by Anti-Racist Parent columnist, Amber, originally published at American Family
For the last couple years, we haven’t had to deal with too many comments about M’s biracialness. It is probably because she is out in the world with me more often than not and most people seem to just think she is white. The less attention we get the better, in my opinion.
Today was the day we had to sign up for the next semester of Chinese classes. I sent Mr. A the last time, but today I had to manage it because he had to work. I took M and went to stand in line. Because this is Chinese school, pretty much everyone there was Chinese…except me.
When we walked up to get in the line, a lady in front of us looked surprised and loudly said “Ooooh! Is she (M) going to take Chinese classes and learn Chinese?!?”
The entire line turned to look at us. My face turned bright red. M’s smiling face fell and she looked embarrased.
“Her dad is Chinese,” I said, “She can speak some Chinese and she also takes the classes here.”
“Ooooh.” the lady said, “She doesn’t look Chinese at ALL.”
Then she turned to her friends and they all stood there discussing all the parts of M that don’t look Chinese.
“Da bizi….zongse de toufa ….meiyou zhongguoren de…yanjing. Tade baba shi zhongguoren …..”
“Big nose….brown hair…..not Chinese…eyes. Her dad is Chinese something something…” Their heads shaking with disbelief.
I was surprised how much Chinese I was understanding. Unfortunately, I know those words because M knows them too.
M climbed into my arms and buried her head on my shoulder. She was hiding from the group of people discussing her appearance.
I didn’t know what I should do. If they had been white people, I would not have had the slightest problem saying something loudly about how rude they were being and how they were clearly upsetting M. But at Chinese school where we already stick out like a sore thumb? I couldn’t decide if it would be worse for M to be known as the girl with the crazy white mom who yells at people or to just shut up, turn away and hope they stopped sooner rather than later.
If Mr. A had been there, he could have put a stop to it.
But he wasn’t there, so I just stood there stupidly, trying not to cry because they were hurting my little girl. I am still trying not to cry because I know this is going to happen to her over and over in her lifetime.
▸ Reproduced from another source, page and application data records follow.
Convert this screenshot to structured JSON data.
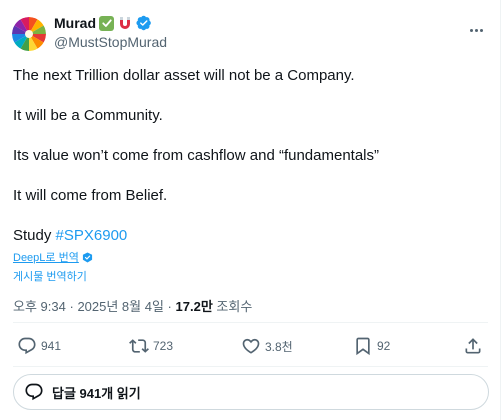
{
  "author": {
    "display_name": "Murad",
    "handle": "@MustStopMurad",
    "emoji_badges": [
      "check-mark-button-emoji",
      "magnet-emoji"
    ],
    "verified_color": "#1d9bf0"
  },
  "post": {
    "lines": [
      "The next Trillion dollar asset will not be a Company.",
      "It will be a Community.",
      "Its value won’t come from cashflow and “fundamentals”",
      "It will come from Belief."
    ],
    "study_prefix": "Study",
    "hashtag": "#SPX6900"
  },
  "translation": {
    "deepl_label": "DeepL로 번역",
    "translate_post_label": "게시물 번역하기"
  },
  "meta": {
    "time": "오후 9:34",
    "separator": "·",
    "date": "2025년 8월 4일",
    "views_count": "17.2만",
    "views_label": "조회수"
  },
  "actions": {
    "replies": "941",
    "reposts": "723",
    "likes": "3.8천",
    "bookmarks": "92"
  },
  "read_replies_label": "답글 941개 읽기",
  "colors": {
    "accent": "#1d9bf0",
    "text": "#0f1419",
    "secondary": "#536471",
    "border": "#eff3f4"
  }
}
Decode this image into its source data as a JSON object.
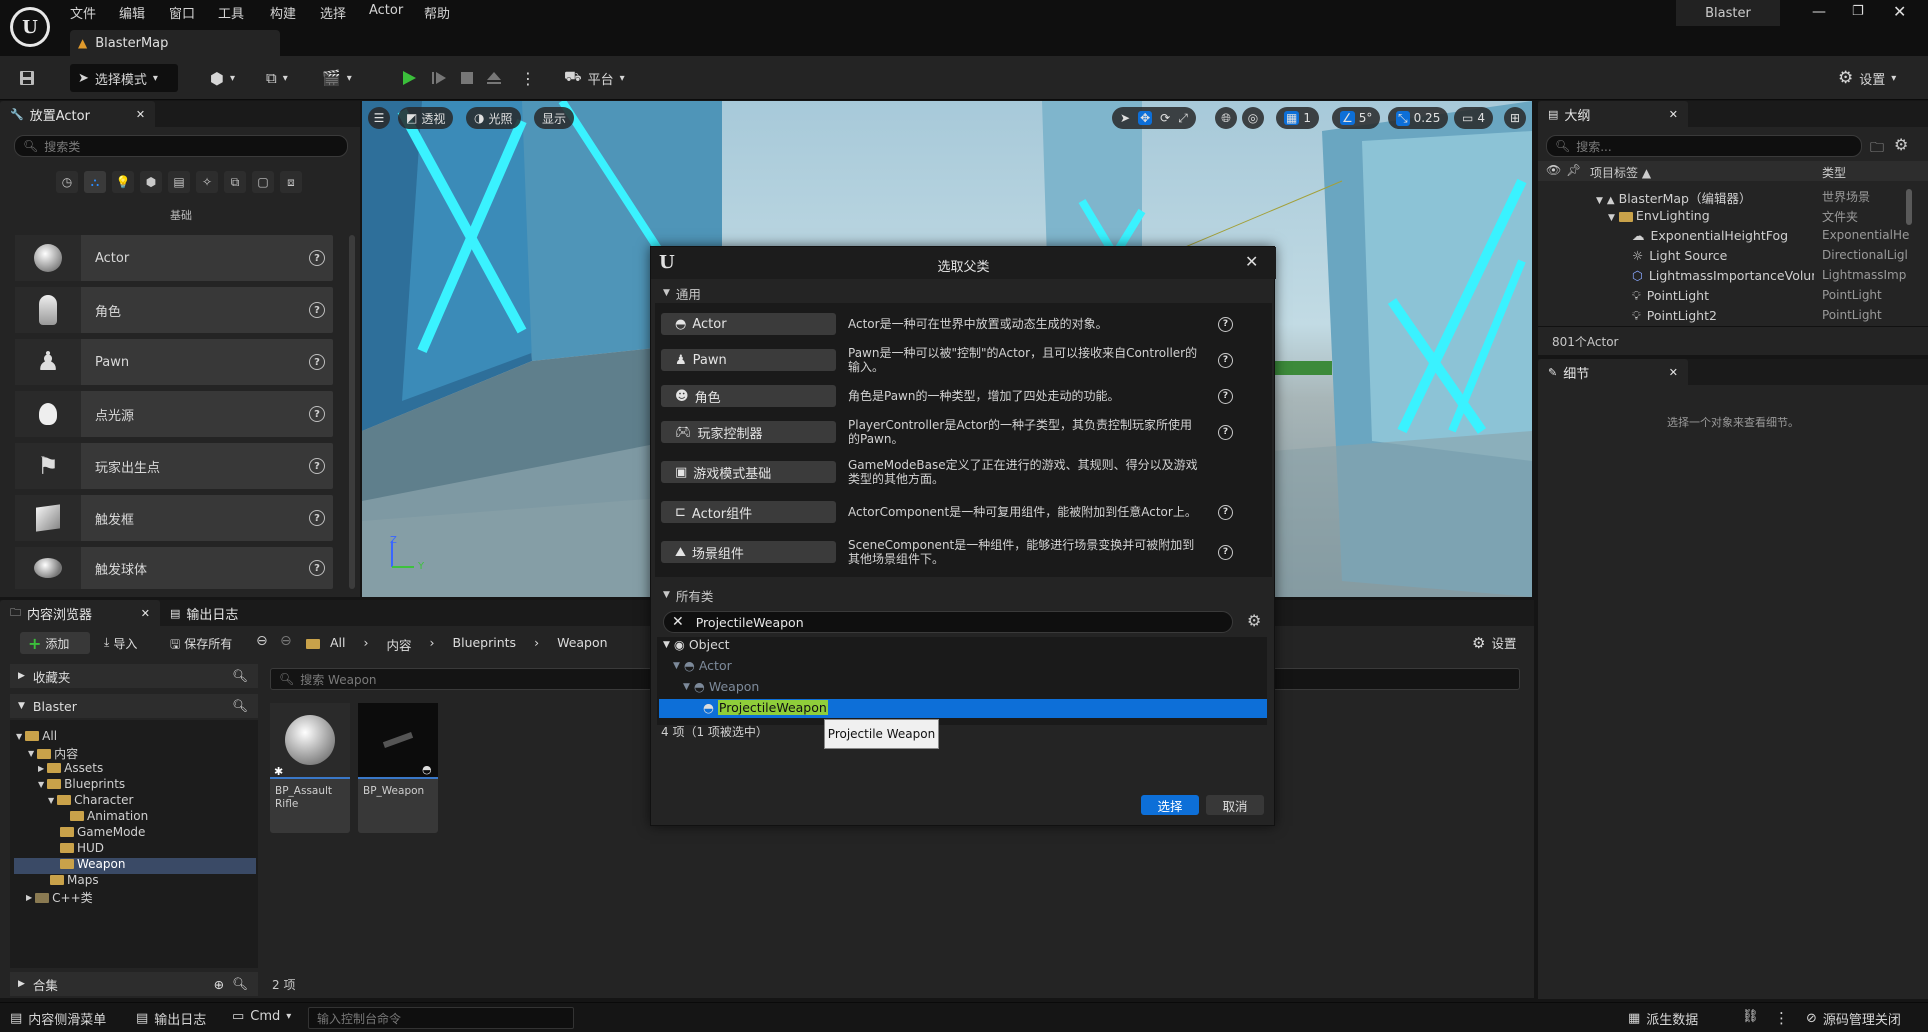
{
  "app": {
    "project_name": "Blaster",
    "map_tab": "BlasterMap",
    "menu": [
      "文件",
      "编辑",
      "窗口",
      "工具",
      "构建",
      "选择",
      "Actor",
      "帮助"
    ]
  },
  "toolbar": {
    "mode_label": "选择模式",
    "platform_label": "平台",
    "settings_label": "设置"
  },
  "place_actors": {
    "tab_label": "放置Actor",
    "search_placeholder": "搜索类",
    "category_label": "基础",
    "items": [
      {
        "label": "Actor"
      },
      {
        "label": "角色"
      },
      {
        "label": "Pawn"
      },
      {
        "label": "点光源"
      },
      {
        "label": "玩家出生点"
      },
      {
        "label": "触发框"
      },
      {
        "label": "触发球体"
      }
    ]
  },
  "viewport": {
    "perspective_label": "透视",
    "lit_label": "光照",
    "show_label": "显示",
    "grid_value": "1",
    "angle_value": "5°",
    "scale_value": "0.25",
    "camera_speed": "4",
    "axis_z": "Z",
    "axis_y": "Y"
  },
  "outliner": {
    "tab_label": "大纲",
    "search_placeholder": "搜索...",
    "col_label": "项目标签 ▲",
    "col_type": "类型",
    "rows": [
      {
        "label": "BlasterMap（编辑器）",
        "type": "世界场景"
      },
      {
        "label": "EnvLighting",
        "type": "文件夹"
      },
      {
        "label": "ExponentialHeightFog",
        "type": "ExponentialHe"
      },
      {
        "label": "Light Source",
        "type": "DirectionalLigl"
      },
      {
        "label": "LightmassImportanceVolum",
        "type": "LightmassImp"
      },
      {
        "label": "PointLight",
        "type": "PointLight"
      },
      {
        "label": "PointLight2",
        "type": "PointLight"
      }
    ],
    "count_label": "801个Actor"
  },
  "details": {
    "tab_label": "细节",
    "empty_hint": "选择一个对象来查看细节。"
  },
  "content_browser": {
    "tab_label": "内容浏览器",
    "log_tab_label": "输出日志",
    "add_label": "添加",
    "import_label": "导入",
    "save_all_label": "保存所有",
    "breadcrumb": [
      "All",
      "内容",
      "Blueprints",
      "Weapon"
    ],
    "settings_label": "设置",
    "favorites_label": "收藏夹",
    "project_label": "Blaster",
    "tree": [
      {
        "label": "All",
        "depth": 0
      },
      {
        "label": "内容",
        "depth": 1
      },
      {
        "label": "Assets",
        "depth": 2
      },
      {
        "label": "Blueprints",
        "depth": 2
      },
      {
        "label": "Character",
        "depth": 3
      },
      {
        "label": "Animation",
        "depth": 4
      },
      {
        "label": "GameMode",
        "depth": 3
      },
      {
        "label": "HUD",
        "depth": 3
      },
      {
        "label": "Weapon",
        "depth": 3
      },
      {
        "label": "Maps",
        "depth": 2
      },
      {
        "label": "C++类",
        "depth": 1
      }
    ],
    "search_placeholder": "搜索 Weapon",
    "assets": [
      {
        "label": "BP_Assault Rifle"
      },
      {
        "label": "BP_Weapon"
      }
    ],
    "item_count": "2 项",
    "collections_label": "合集"
  },
  "dialog": {
    "title": "选取父类",
    "common_section": "通用",
    "common": [
      {
        "label": "Actor",
        "desc": "Actor是一种可在世界中放置或动态生成的对象。"
      },
      {
        "label": "Pawn",
        "desc": "Pawn是一种可以被\"控制\"的Actor，且可以接收来自Controller的输入。"
      },
      {
        "label": "角色",
        "desc": "角色是Pawn的一种类型，增加了四处走动的功能。"
      },
      {
        "label": "玩家控制器",
        "desc": "PlayerController是Actor的一种子类型，其负责控制玩家所使用的Pawn。"
      },
      {
        "label": "游戏模式基础",
        "desc": "GameModeBase定义了正在进行的游戏、其规则、得分以及游戏类型的其他方面。"
      },
      {
        "label": "Actor组件",
        "desc": "ActorComponent是一种可复用组件，能被附加到任意Actor上。"
      },
      {
        "label": "场景组件",
        "desc": "SceneComponent是一种组件，能够进行场景变换并可被附加到其他场景组件下。"
      }
    ],
    "all_classes_section": "所有类",
    "search_value": "ProjectileWeapon",
    "class_tree": [
      {
        "label": "Object"
      },
      {
        "label": "Actor"
      },
      {
        "label": "Weapon"
      },
      {
        "label": "ProjectileWeapon"
      }
    ],
    "count_label": "4 项（1 项被选中）",
    "tooltip": "Projectile Weapon",
    "select_label": "选择",
    "cancel_label": "取消"
  },
  "statusbar": {
    "drawer_label": "内容侧滑菜单",
    "log_label": "输出日志",
    "cmd_label": "Cmd",
    "console_placeholder": "输入控制台命令",
    "derived_data_label": "派生数据",
    "source_control_label": "源码管理关闭"
  },
  "colors": {
    "accent": "#0d6fd8",
    "selection": "#0d6fd8",
    "highlight_text": "#8fce3a",
    "play_green": "#3bbf3b"
  }
}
Amber is currently underpaid and overworked as the full-time parent to a three year-old daughter. Currently, she and her husband are in the process of adopting a child from China. Amber blogs about motherhood, adoption and life in her Midwestern multiracial family at American Family.